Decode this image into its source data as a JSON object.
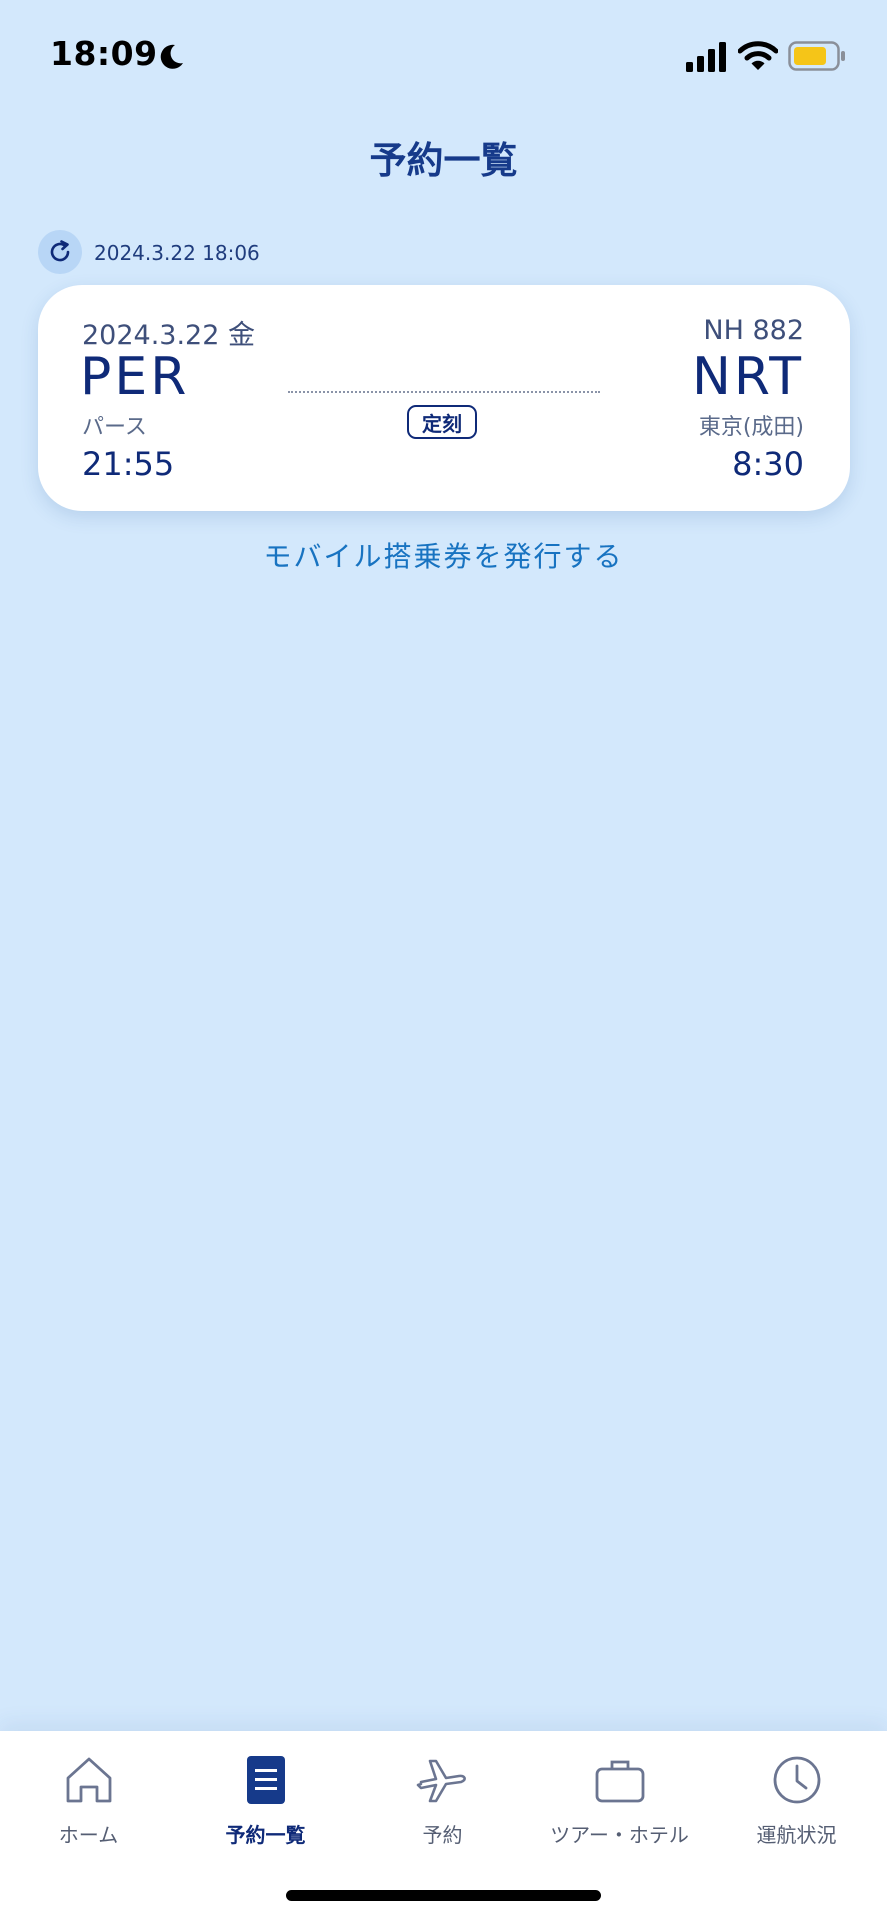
{
  "status_bar": {
    "time": "18:09"
  },
  "header": {
    "title": "予約一覧"
  },
  "refresh": {
    "last_updated": "2024.3.22 18:06"
  },
  "flight": {
    "date": "2024.3.22 金",
    "flight_number": "NH 882",
    "departure": {
      "code": "PER",
      "city": "パース",
      "time": "21:55"
    },
    "arrival": {
      "code": "NRT",
      "city": "東京(成田)",
      "time": "8:30"
    },
    "status": "定刻"
  },
  "boarding_pass_link": "モバイル搭乗券を発行する",
  "tabbar": {
    "items": [
      {
        "label": "ホーム",
        "icon": "home-icon"
      },
      {
        "label": "予約一覧",
        "icon": "list-icon",
        "active": true
      },
      {
        "label": "予約",
        "icon": "airplane-icon"
      },
      {
        "label": "ツアー・ホテル",
        "icon": "briefcase-icon"
      },
      {
        "label": "運航状況",
        "icon": "clock-icon"
      }
    ]
  },
  "colors": {
    "background": "#d3e8fc",
    "primary": "#0f2a78",
    "link": "#1873c1",
    "battery": "#f5c518"
  }
}
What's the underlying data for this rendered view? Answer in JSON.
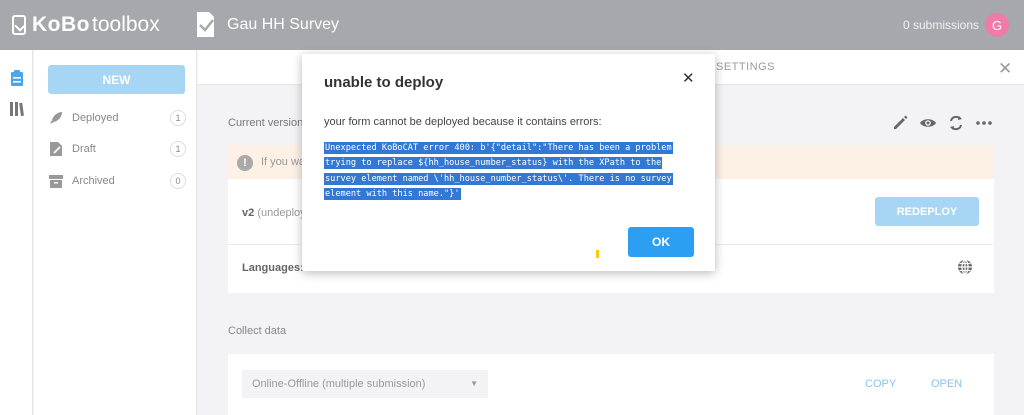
{
  "header": {
    "logo_kobo": "KoBo",
    "logo_toolbox": "toolbox",
    "project_title": "Gau HH Survey",
    "submissions": "0 submissions",
    "avatar_initial": "G"
  },
  "sidebar": {
    "new_label": "NEW",
    "items": [
      {
        "label": "Deployed",
        "count": "1"
      },
      {
        "label": "Draft",
        "count": "1"
      },
      {
        "label": "Archived",
        "count": "0"
      }
    ]
  },
  "main": {
    "tab_settings": "SETTINGS",
    "current_version": "Current version",
    "warning_text": "If you wa",
    "version_label": "v2",
    "version_status": "(undeploy",
    "redeploy_label": "REDEPLOY",
    "languages_label": "Languages:",
    "collect_label": "Collect data",
    "collect_select": "Online-Offline (multiple submission)",
    "copy_label": "COPY",
    "open_label": "OPEN"
  },
  "modal": {
    "title": "unable to deploy",
    "message": "your form cannot be deployed because it contains errors:",
    "error_text": "Unexpected KoBoCAT error 400: b'{\"detail\":\"There has been a problem trying to replace ${hh_house_number_status} with the XPath to the survey element named \\'hh_house_number_status\\'. There is no survey element with this name.\"}'",
    "ok_label": "OK"
  },
  "colors": {
    "header_bg": "#a7a8ad",
    "primary_button": "#2d9ff2",
    "disabled_button": "#a6d6f4",
    "selection": "#3478d6",
    "warning_bg": "#fdf1e6",
    "avatar": "#f07aa8"
  }
}
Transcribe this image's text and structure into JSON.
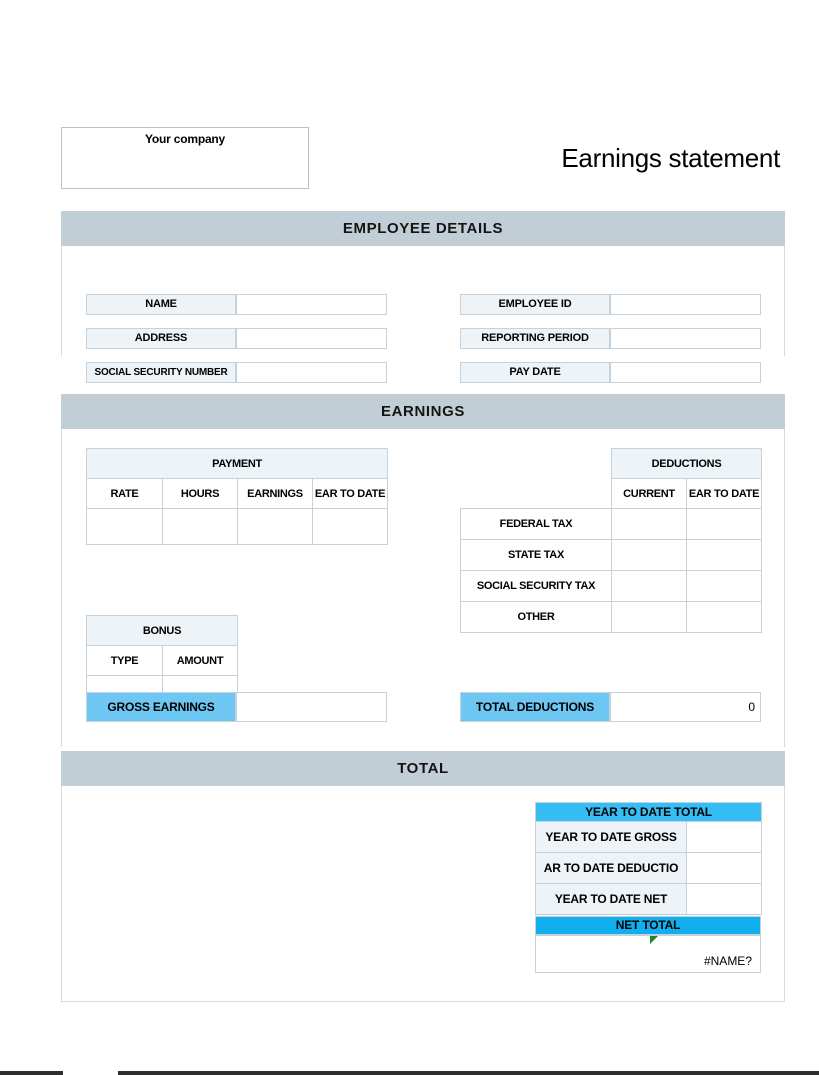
{
  "header": {
    "company_name": "Your company",
    "doc_title": "Earnings statement"
  },
  "sections": {
    "employee_details": "EMPLOYEE DETAILS",
    "earnings": "EARNINGS",
    "total": "TOTAL"
  },
  "employee_details": {
    "left": [
      {
        "label": "NAME",
        "value": ""
      },
      {
        "label": "ADDRESS",
        "value": ""
      },
      {
        "label": "SOCIAL SECURITY NUMBER",
        "value": ""
      }
    ],
    "right": [
      {
        "label": "EMPLOYEE ID",
        "value": ""
      },
      {
        "label": "REPORTING PERIOD",
        "value": ""
      },
      {
        "label": "PAY DATE",
        "value": ""
      }
    ]
  },
  "payment_table": {
    "caption": "PAYMENT",
    "columns": [
      "RATE",
      "HOURS",
      "EARNINGS",
      "EAR TO DATE"
    ],
    "rows": [
      [
        "",
        "",
        "",
        ""
      ]
    ]
  },
  "deductions_table": {
    "caption": "DEDUCTIONS",
    "columns": [
      "CURRENT",
      "EAR TO DATE"
    ],
    "rows": [
      {
        "label": "FEDERAL TAX",
        "current": "",
        "year_to_date": ""
      },
      {
        "label": "STATE TAX",
        "current": "",
        "year_to_date": ""
      },
      {
        "label": "SOCIAL SECURITY TAX",
        "current": "",
        "year_to_date": ""
      },
      {
        "label": "OTHER",
        "current": "",
        "year_to_date": ""
      }
    ]
  },
  "bonus_table": {
    "caption": "BONUS",
    "columns": [
      "TYPE",
      "AMOUNT"
    ],
    "rows": [
      [
        "",
        ""
      ]
    ]
  },
  "gross_earnings": {
    "label": "GROSS EARNINGS",
    "value": ""
  },
  "total_deductions": {
    "label": "TOTAL DEDUCTIONS",
    "value": "0"
  },
  "year_to_date_total": {
    "caption": "YEAR TO DATE TOTAL",
    "rows": [
      {
        "label": "YEAR TO DATE GROSS",
        "value": ""
      },
      {
        "label": "AR TO DATE DEDUCTIO",
        "value": ""
      },
      {
        "label": "YEAR TO DATE NET",
        "value": ""
      }
    ]
  },
  "net_total": {
    "label": "NET TOTAL",
    "value": "#NAME?",
    "error_marker": "error-triangle-icon"
  },
  "colors": {
    "band": "#c2ced6",
    "label_cell": "#edf3f7",
    "highlight_light": "#6ec6f2",
    "highlight_mid": "#35bdf5",
    "highlight_strong": "#12aff0",
    "error_marker": "#1a8b2a",
    "border": "#c5d2dc"
  }
}
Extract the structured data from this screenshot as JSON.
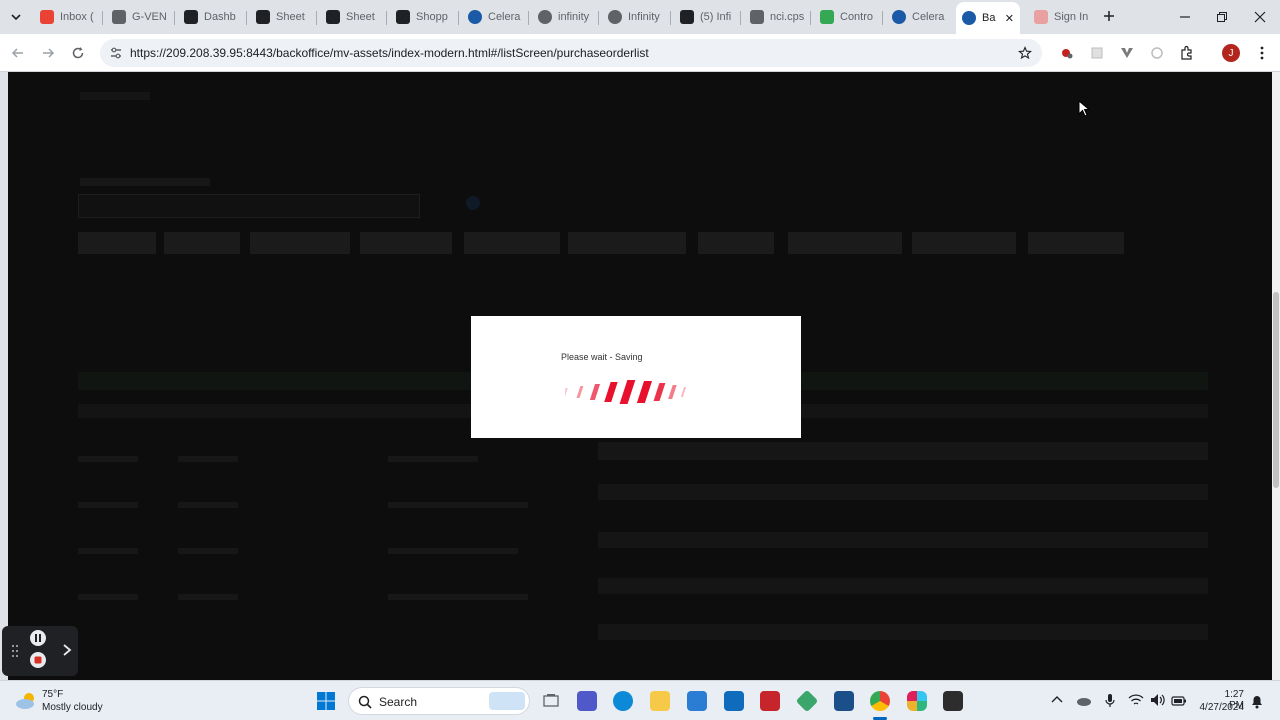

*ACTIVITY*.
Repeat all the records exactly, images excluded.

*RESPONSE AREA*.
Decode this image into its source data as a JSON object.
{
  "status_bar": {
    "time": "18:09"
  },
  "header": {
    "title": "予約一覧"
  },
  "refresh": {
    "last_updated": "2024.3.22 18:06"
  },
  "flight": {
    "date": "2024.3.22 金",
    "flight_number": "NH 882",
    "departure": {
      "code": "PER",
      "city": "パース",
      "time": "21:55"
    },
    "arrival": {
      "code": "NRT",
      "city": "東京(成田)",
      "time": "8:30"
    },
    "status": "定刻"
  },
  "boarding_pass_link": "モバイル搭乗券を発行する",
  "tabbar": {
    "items": [
      {
        "label": "ホーム",
        "icon": "home-icon"
      },
      {
        "label": "予約一覧",
        "icon": "list-icon",
        "active": true
      },
      {
        "label": "予約",
        "icon": "airplane-icon"
      },
      {
        "label": "ツアー・ホテル",
        "icon": "briefcase-icon"
      },
      {
        "label": "運航状況",
        "icon": "clock-icon"
      }
    ]
  },
  "colors": {
    "background": "#d3e8fc",
    "primary": "#0f2a78",
    "link": "#1873c1",
    "battery": "#f5c518"
  }
}
What's the underlying data for this rendered view? Answer in JSON.
{
  "header": {
    "logo_kobo": "KoBo",
    "logo_toolbox": "toolbox",
    "project_title": "Gau HH Survey",
    "submissions": "0 submissions",
    "avatar_initial": "G"
  },
  "sidebar": {
    "new_label": "NEW",
    "items": [
      {
        "label": "Deployed",
        "count": "1"
      },
      {
        "label": "Draft",
        "count": "1"
      },
      {
        "label": "Archived",
        "count": "0"
      }
    ]
  },
  "main": {
    "tab_settings": "SETTINGS",
    "current_version": "Current version",
    "warning_text": "If you wa",
    "version_label": "v2",
    "version_status": "(undeploy",
    "redeploy_label": "REDEPLOY",
    "languages_label": "Languages:",
    "collect_label": "Collect data",
    "collect_select": "Online-Offline (multiple submission)",
    "copy_label": "COPY",
    "open_label": "OPEN"
  },
  "modal": {
    "title": "unable to deploy",
    "message": "your form cannot be deployed because it contains errors:",
    "error_text": "Unexpected KoBoCAT error 400: b'{\"detail\":\"There has been a problem trying to replace ${hh_house_number_status} with the XPath to the survey element named \\'hh_house_number_status\\'. There is no survey element with this name.\"}'",
    "ok_label": "OK"
  },
  "colors": {
    "header_bg": "#a7a8ad",
    "primary_button": "#2d9ff2",
    "disabled_button": "#a6d6f4",
    "selection": "#3478d6",
    "warning_bg": "#fdf1e6",
    "avatar": "#f07aa8"
  }
}
Transcribe this image's text and structure into JSON.
{
  "header": {
    "company_name": "Your company",
    "doc_title": "Earnings statement"
  },
  "sections": {
    "employee_details": "EMPLOYEE DETAILS",
    "earnings": "EARNINGS",
    "total": "TOTAL"
  },
  "employee_details": {
    "left": [
      {
        "label": "NAME",
        "value": ""
      },
      {
        "label": "ADDRESS",
        "value": ""
      },
      {
        "label": "SOCIAL SECURITY NUMBER",
        "value": ""
      }
    ],
    "right": [
      {
        "label": "EMPLOYEE ID",
        "value": ""
      },
      {
        "label": "REPORTING PERIOD",
        "value": ""
      },
      {
        "label": "PAY DATE",
        "value": ""
      }
    ]
  },
  "payment_table": {
    "caption": "PAYMENT",
    "columns": [
      "RATE",
      "HOURS",
      "EARNINGS",
      "EAR TO DATE"
    ],
    "rows": [
      [
        "",
        "",
        "",
        ""
      ]
    ]
  },
  "deductions_table": {
    "caption": "DEDUCTIONS",
    "columns": [
      "CURRENT",
      "EAR TO DATE"
    ],
    "rows": [
      {
        "label": "FEDERAL TAX",
        "current": "",
        "year_to_date": ""
      },
      {
        "label": "STATE TAX",
        "current": "",
        "year_to_date": ""
      },
      {
        "label": "SOCIAL SECURITY TAX",
        "current": "",
        "year_to_date": ""
      },
      {
        "label": "OTHER",
        "current": "",
        "year_to_date": ""
      }
    ]
  },
  "bonus_table": {
    "caption": "BONUS",
    "columns": [
      "TYPE",
      "AMOUNT"
    ],
    "rows": [
      [
        "",
        ""
      ]
    ]
  },
  "gross_earnings": {
    "label": "GROSS EARNINGS",
    "value": ""
  },
  "total_deductions": {
    "label": "TOTAL DEDUCTIONS",
    "value": "0"
  },
  "year_to_date_total": {
    "caption": "YEAR TO DATE TOTAL",
    "rows": [
      {
        "label": "YEAR TO DATE GROSS",
        "value": ""
      },
      {
        "label": "AR TO DATE DEDUCTIO",
        "value": ""
      },
      {
        "label": "YEAR TO DATE NET",
        "value": ""
      }
    ]
  },
  "net_total": {
    "label": "NET TOTAL",
    "value": "#NAME?",
    "error_marker": "error-triangle-icon"
  },
  "colors": {
    "band": "#c2ced6",
    "label_cell": "#edf3f7",
    "highlight_light": "#6ec6f2",
    "highlight_mid": "#35bdf5",
    "highlight_strong": "#12aff0",
    "error_marker": "#1a8b2a",
    "border": "#c5d2dc"
  }
}
Extract the structured data from this screenshot as JSON.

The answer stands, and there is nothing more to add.